> **TASK DESCRIPTION**: Where in the entries below does "instruction" appear? Copy every line that has it.

> **SUPPLIED DATA**:
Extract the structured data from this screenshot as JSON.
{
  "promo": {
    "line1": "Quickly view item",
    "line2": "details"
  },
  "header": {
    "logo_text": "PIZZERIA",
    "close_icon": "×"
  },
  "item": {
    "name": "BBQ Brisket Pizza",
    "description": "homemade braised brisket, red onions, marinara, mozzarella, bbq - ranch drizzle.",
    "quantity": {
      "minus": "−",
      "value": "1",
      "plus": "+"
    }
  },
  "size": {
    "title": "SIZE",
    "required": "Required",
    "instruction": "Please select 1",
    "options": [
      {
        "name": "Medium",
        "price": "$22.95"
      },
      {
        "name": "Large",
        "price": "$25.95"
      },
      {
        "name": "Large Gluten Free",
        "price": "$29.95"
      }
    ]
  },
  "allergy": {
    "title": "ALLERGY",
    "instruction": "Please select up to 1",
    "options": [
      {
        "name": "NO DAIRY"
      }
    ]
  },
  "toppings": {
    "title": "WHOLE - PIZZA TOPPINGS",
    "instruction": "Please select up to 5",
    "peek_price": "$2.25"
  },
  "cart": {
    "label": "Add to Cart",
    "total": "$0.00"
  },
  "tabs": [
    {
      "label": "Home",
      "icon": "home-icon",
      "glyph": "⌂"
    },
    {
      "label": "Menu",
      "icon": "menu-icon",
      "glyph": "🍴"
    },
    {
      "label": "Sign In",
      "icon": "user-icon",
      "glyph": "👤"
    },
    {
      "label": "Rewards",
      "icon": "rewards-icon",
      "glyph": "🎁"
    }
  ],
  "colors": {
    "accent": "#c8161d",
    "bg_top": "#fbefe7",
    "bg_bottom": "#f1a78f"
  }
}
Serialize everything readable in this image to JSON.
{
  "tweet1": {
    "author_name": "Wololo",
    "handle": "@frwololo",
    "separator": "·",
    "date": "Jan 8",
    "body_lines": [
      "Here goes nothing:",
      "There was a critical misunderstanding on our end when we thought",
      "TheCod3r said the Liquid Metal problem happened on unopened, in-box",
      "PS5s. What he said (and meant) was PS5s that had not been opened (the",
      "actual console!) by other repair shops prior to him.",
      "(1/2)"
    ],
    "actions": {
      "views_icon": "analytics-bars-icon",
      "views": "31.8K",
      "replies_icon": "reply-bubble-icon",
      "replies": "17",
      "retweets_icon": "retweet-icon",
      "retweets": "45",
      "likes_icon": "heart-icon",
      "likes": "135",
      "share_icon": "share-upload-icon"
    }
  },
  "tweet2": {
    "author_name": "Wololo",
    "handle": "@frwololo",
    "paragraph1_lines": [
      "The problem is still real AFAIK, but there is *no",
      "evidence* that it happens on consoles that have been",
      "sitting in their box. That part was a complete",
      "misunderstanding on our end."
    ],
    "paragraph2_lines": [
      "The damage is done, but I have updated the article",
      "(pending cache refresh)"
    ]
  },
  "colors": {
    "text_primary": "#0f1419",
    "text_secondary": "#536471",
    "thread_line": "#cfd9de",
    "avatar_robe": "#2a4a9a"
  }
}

> **TASK RESPONSE**:
    "instruction": "Please select 1",
    "instruction": "Please select up to 1",
    "instruction": "Please select up to 5",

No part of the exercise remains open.